And roiled they are... severely.
The indictment is both good and bad for Donald Trump. On the good side, the indictment offers no indication that there was collusion between his campaign and Russian actors.
"There is no allegation in this indictment that any American was a knowing participant in this illegal activity," Rosenstein said.
All "real U.S. persons" who interacted with Russian provocateurs did so as "unwittingly" as Warren Zevon in his choice of waitress companions. How were they to know?
There may be another shoe yet to drop, but this indictment provides no fuel to the collusion narrative.
On the other hand, Trump's persistent complaints that the whole Russia investigation is a "hoax" or "fake news" are no longer sustainable, even for his most ardent supporters.
"Good or bad for Donald Trump" has always been the president's sole measuring stick, but that should not be the focus. Given that the Russian actions amount to "information warfare on America," there's something more significant at stake here. The president should act decisively to defend his country. Instead, he's pointing fingers at everybody but Russia and taunting Oprah Winfrey.
The great revelation of the Russia investigation so far is just how ripe the American electorate is for exploitation. There's a lot of anger out there, soaked in the rocket fuel of fear and resentment; it doesn't take much of a spark to make it go up in flames. Our fingers are itching on our keyboards, quick to fire off a killer meme or retweet an insult, but reluctant to drill down on issues, policies and candidates. We're all too credulous about "information" - accurate or not - that confirms and validates our biases and often too lazy to do our homework and draw our own conclusions.
We bunker up in our chosen media silos, unwilling to listen to another perspective and always ready to believe the worst about those who see things differently than we do. Friendships and family relationships fracture along political faultlines.
And Uncle Vova smiles.
Here in Sisters, we're still a small enough and tight-knit enough community that we can have real conversations with other "real U.S. persons." It takes a little work, and it can be a little intimidating stepping out of our echo-chamber and hearing something we may not like from somebody we do like. But that's the only antidote to the hostile bunker mentality we've allowed to take root in our country, which bad actors who mean us harm can and will - as this indictment shows - exploit.

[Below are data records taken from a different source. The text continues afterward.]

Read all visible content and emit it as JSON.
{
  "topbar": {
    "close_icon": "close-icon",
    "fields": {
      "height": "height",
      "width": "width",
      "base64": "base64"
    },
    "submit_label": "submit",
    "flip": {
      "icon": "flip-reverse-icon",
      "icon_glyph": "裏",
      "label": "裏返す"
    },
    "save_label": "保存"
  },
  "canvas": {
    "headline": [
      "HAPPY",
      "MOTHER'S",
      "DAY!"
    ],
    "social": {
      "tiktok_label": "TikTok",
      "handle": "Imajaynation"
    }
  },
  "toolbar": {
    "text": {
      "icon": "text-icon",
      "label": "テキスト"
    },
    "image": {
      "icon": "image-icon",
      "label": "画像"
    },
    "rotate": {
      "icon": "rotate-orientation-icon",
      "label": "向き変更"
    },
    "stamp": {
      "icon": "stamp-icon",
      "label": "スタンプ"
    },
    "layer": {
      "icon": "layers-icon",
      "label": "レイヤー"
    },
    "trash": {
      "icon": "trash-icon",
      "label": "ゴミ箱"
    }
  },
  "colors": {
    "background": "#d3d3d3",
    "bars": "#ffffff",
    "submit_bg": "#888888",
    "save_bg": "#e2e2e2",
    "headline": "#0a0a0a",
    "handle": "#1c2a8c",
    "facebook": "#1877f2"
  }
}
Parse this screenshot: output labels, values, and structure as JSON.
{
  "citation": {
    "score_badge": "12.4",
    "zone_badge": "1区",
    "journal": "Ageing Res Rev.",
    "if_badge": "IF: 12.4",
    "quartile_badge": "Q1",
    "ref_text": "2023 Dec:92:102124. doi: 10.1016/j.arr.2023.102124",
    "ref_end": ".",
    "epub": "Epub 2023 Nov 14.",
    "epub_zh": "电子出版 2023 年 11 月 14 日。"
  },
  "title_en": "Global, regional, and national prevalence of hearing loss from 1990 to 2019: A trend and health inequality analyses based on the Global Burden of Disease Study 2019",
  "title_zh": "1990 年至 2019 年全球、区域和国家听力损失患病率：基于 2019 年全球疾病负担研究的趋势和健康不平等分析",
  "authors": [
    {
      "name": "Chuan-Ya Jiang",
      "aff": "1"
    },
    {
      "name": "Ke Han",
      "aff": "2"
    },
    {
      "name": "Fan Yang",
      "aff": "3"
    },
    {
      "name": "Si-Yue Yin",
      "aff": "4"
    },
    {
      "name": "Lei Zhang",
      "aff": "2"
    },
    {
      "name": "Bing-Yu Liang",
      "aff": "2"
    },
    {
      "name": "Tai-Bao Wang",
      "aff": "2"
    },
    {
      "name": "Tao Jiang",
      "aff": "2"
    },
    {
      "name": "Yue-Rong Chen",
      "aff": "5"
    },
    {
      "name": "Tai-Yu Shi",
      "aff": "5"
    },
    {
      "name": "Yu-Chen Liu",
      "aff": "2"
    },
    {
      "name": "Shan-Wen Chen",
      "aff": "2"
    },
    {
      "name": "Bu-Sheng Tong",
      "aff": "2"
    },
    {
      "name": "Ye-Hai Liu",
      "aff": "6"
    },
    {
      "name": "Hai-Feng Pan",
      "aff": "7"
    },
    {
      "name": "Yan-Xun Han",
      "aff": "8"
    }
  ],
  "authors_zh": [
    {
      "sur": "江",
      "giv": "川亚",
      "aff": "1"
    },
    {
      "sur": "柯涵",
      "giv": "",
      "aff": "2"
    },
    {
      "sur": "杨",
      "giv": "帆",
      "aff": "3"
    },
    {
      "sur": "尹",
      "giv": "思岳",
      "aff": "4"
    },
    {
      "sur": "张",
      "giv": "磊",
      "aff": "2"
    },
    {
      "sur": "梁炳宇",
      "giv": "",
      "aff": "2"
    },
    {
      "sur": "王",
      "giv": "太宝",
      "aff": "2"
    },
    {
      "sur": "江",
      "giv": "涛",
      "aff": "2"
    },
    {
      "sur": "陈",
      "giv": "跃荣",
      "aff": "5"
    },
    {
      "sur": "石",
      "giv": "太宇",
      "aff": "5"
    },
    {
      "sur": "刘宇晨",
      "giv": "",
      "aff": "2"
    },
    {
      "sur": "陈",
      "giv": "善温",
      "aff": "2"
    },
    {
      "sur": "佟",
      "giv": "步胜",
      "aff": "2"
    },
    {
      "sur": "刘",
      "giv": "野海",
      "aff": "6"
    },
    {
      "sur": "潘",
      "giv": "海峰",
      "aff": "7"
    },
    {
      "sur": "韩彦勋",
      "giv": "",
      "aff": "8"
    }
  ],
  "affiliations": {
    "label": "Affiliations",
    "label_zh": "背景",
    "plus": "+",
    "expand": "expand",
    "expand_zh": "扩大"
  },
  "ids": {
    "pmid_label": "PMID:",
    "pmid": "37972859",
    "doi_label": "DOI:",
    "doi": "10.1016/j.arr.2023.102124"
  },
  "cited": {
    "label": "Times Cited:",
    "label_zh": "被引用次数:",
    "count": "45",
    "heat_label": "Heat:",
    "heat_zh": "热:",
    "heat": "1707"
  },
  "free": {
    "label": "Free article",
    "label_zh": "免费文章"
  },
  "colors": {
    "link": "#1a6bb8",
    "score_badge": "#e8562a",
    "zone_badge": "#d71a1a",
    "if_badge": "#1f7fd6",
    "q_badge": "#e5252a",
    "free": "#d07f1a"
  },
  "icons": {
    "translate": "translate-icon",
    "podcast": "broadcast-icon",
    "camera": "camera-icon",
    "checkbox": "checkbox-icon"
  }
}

So go have a cup of coffee with your neighbor who stands on the other side of the political fence. You may have more in common than you think - and you're sticking it to Uncle Vova just a little. Which can't be a bad thing.